Think I might get me one of these badges.
Paul Graham wrote an excellent piece on the value of altruism in business, most notably for start-ups. You can see him deliver it as a presentation here. Benevolance has all kinds of direct business benefits. It powers and supports company morale. It makes you an attractive company to work for. It makes people warm to your business, feel affinity for it, help you. All these things are critical to small businesses and start-ups. Scrub that. They are critical to businesses of any size.
Being good provides direction and a framework for your decision making. Central to this point lies a key thought. That if you are a company that does good then whatever happens, when you are in doubt about what is best to do, your instinct will always be to do whatever is best for your customers. And that's got to be a good thing. "You can hold onto this like a rope in a hurricane," says Paul, "and it will save you if anything can. Follow it and it will take you through everything you need to do."
I think the interesting thing from a marketing perspective about being good is what it does for your talkability. Etsy's whole philosophy is centred around this - just look at their mission statement. And have you ever seen such a passionate community of brand advocates? If you make something people love and you enable them to pass the word, your growth will be exponential.
I have a feeling that this is a really big idea (I'm not alone). It's like marketing as a service, and being useful, but different. It has feel to it like John Grant's Marketing Enthusiasm (remember that?). Being good doesn't have to be difficult. In fact it's often the easiest option. For example as Paul points out, just being authentic means you never have to remember all the things you said in the past so you don't contradict yourself. This is not so much about CSR as what your brand stands for and how you act - and not just that which is captured in your annual sustainability report but how you interact with your customers every day. So in that sense, being good has never been more important - for life and for business.

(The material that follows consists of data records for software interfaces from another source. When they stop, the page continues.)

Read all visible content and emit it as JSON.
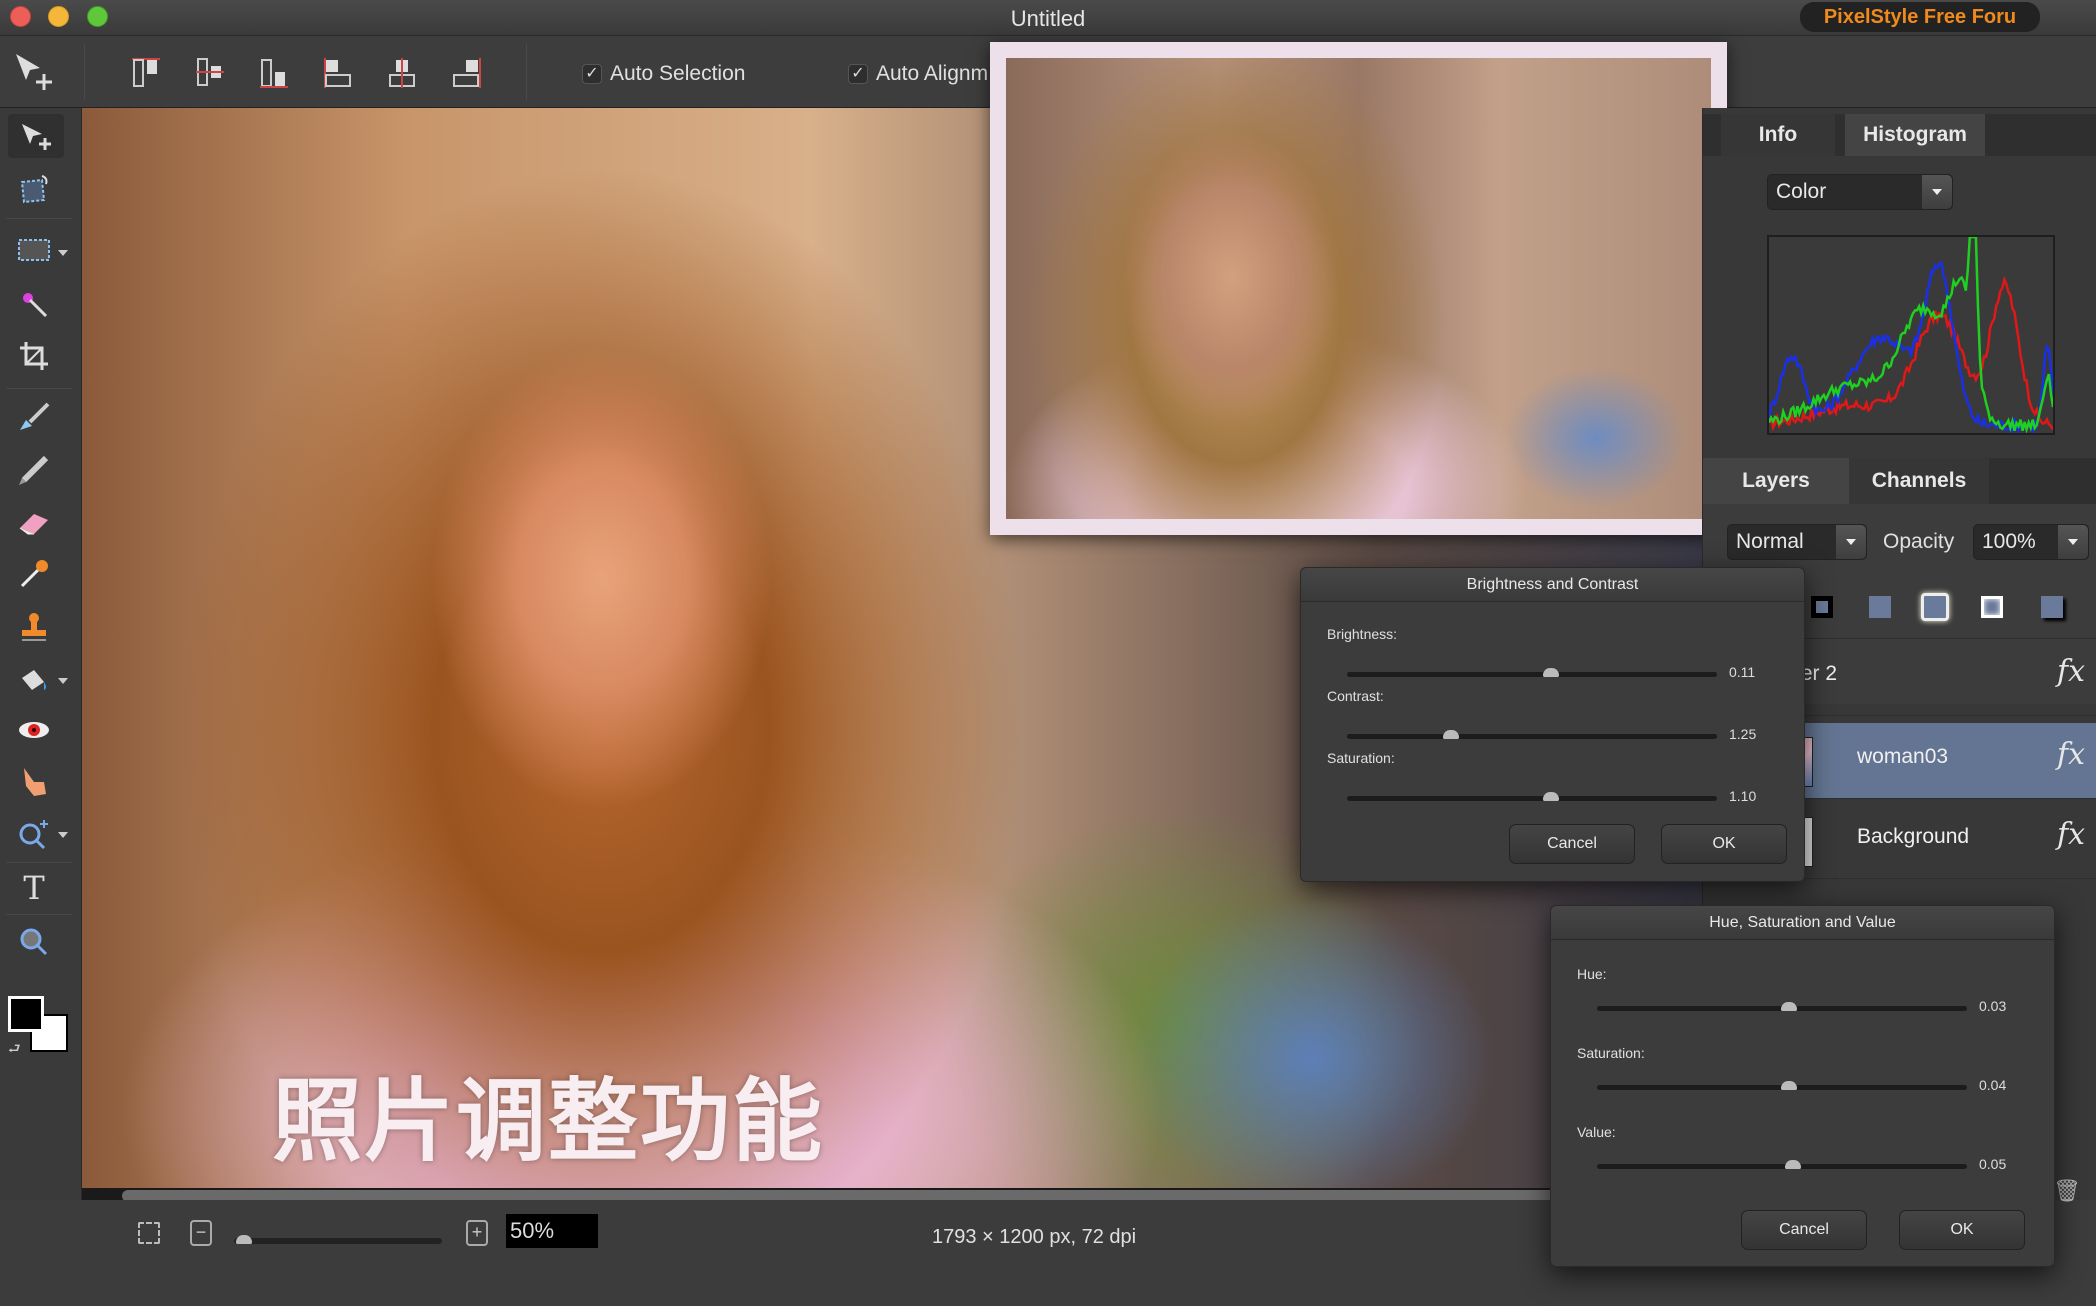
{
  "window": {
    "title": "Untitled",
    "promo_badge": "PixelStyle Free Foru"
  },
  "toolbar": {
    "move_tool": "move-tool",
    "align_buttons": [
      "align-top",
      "align-vertical-center",
      "align-bottom",
      "align-left",
      "align-horizontal-center",
      "align-right"
    ],
    "auto_selection": {
      "label": "Auto Selection",
      "checked": true
    },
    "auto_align": {
      "label": "Auto Alignm",
      "checked": true
    }
  },
  "tools": [
    {
      "name": "move-tool",
      "icon": "move-arrow-icon"
    },
    {
      "name": "transform-tool",
      "icon": "transform-icon"
    },
    {
      "name": "marquee-tool",
      "icon": "rect-marquee-icon",
      "has_menu": true
    },
    {
      "name": "magic-wand-tool",
      "icon": "magic-wand-icon"
    },
    {
      "name": "crop-tool",
      "icon": "crop-icon"
    },
    {
      "name": "brush-tool",
      "icon": "brush-icon"
    },
    {
      "name": "pencil-tool",
      "icon": "pencil-icon"
    },
    {
      "name": "eraser-tool",
      "icon": "eraser-icon"
    },
    {
      "name": "eyedropper-tool",
      "icon": "eyedropper-icon"
    },
    {
      "name": "stamp-tool",
      "icon": "stamp-icon"
    },
    {
      "name": "fill-tool",
      "icon": "paint-bucket-icon",
      "has_menu": true
    },
    {
      "name": "red-eye-tool",
      "icon": "eye-icon"
    },
    {
      "name": "smudge-tool",
      "icon": "finger-icon"
    },
    {
      "name": "zoom-tool",
      "icon": "zoom-in-icon",
      "has_menu": true
    },
    {
      "name": "text-tool",
      "icon": "text-icon",
      "glyph": "T"
    },
    {
      "name": "view-tool",
      "icon": "magnifier-icon"
    }
  ],
  "colors": {
    "foreground": "#000000",
    "background": "#ffffff",
    "accent_selected_layer": "#637592",
    "promo_text": "#f08a1c"
  },
  "canvas": {
    "overlay_text": "照片调整功能"
  },
  "statusbar": {
    "zoom_value": "50%",
    "zoom_fraction": 0.05,
    "doc_info": "1793 × 1200 px, 72 dpi"
  },
  "right_panel": {
    "top_tabs": [
      {
        "label": "Info",
        "active": false
      },
      {
        "label": "Histogram",
        "active": true
      }
    ],
    "histogram_mode": "Color",
    "layer_tabs": [
      {
        "label": "Layers",
        "active": true
      },
      {
        "label": "Channels",
        "active": false
      }
    ],
    "blend_mode": "Normal",
    "opacity_label": "Opacity",
    "opacity_value": "100%",
    "layer_styles": [
      "shadow-style",
      "flat-style",
      "outer-glow-style",
      "inner-glow-style",
      "drop-shadow-style"
    ],
    "layers": [
      {
        "name": "Layer 2",
        "selected": false,
        "fx": "fx"
      },
      {
        "name": "woman03",
        "selected": true,
        "fx": "fx"
      },
      {
        "name": "Background",
        "selected": false,
        "fx": "fx"
      }
    ]
  },
  "dialogs": {
    "brightness_contrast": {
      "title": "Brightness and Contrast",
      "sliders": [
        {
          "label": "Brightness:",
          "value": "0.11",
          "position": 0.55
        },
        {
          "label": "Contrast:",
          "value": "1.25",
          "position": 0.28
        },
        {
          "label": "Saturation:",
          "value": "1.10",
          "position": 0.55
        }
      ],
      "cancel": "Cancel",
      "ok": "OK"
    },
    "hue_saturation_value": {
      "title": "Hue, Saturation and Value",
      "sliders": [
        {
          "label": "Hue:",
          "value": "0.03",
          "position": 0.52
        },
        {
          "label": "Saturation:",
          "value": "0.04",
          "position": 0.52
        },
        {
          "label": "Value:",
          "value": "0.05",
          "position": 0.53
        }
      ],
      "cancel": "Cancel",
      "ok": "OK"
    }
  }
}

Sir Bob Geldof was truly impressive when I saw him speak at Innovation Edge last week. Something he said really struck a chord with me. About how innovation and great ideas often come from those who feel, or those that are, restless. He used a George Bernard Shaw quote to illustrate the point:
"The reasonable man adapts himself to the conditions that surround him... The unreasonable man adapts surrounding conditions to himself... All progress depends on the unreasonable man."
Being restless is not always a bad thing.
I saw Sir Tim Berners-Lee interviewed at Innovation Edge on Wednesday. He made an important distinction in defining what the web (his invention) is now all about, describing it as like a teenager - expanding its horizons, flexing its muscles, beginning to understand what it was really capable of. And in that context "the web becomes a subset of humans interacting" and a powerful platform for humans to experiment with new forms of democracy, organisation, communication. The web he said, is not comprised of connections between computers, it is "humanity connected".
I was having an interesting chat with Graeme about this the other day. The social web changes more than how we communicate. It changes how we interact, make friends, find information, express our identity, opinions, creativity, ourselves. But of-course it is wrong to focus too much on the technology that facilitates this. Which reminds me of a Seth Godin quote I like:
"Over and over again, connecting people with one another is what lasts online. Some folks thought it was about technology, but it's not."
In that sense, in a world of momentous change, nothing's changed.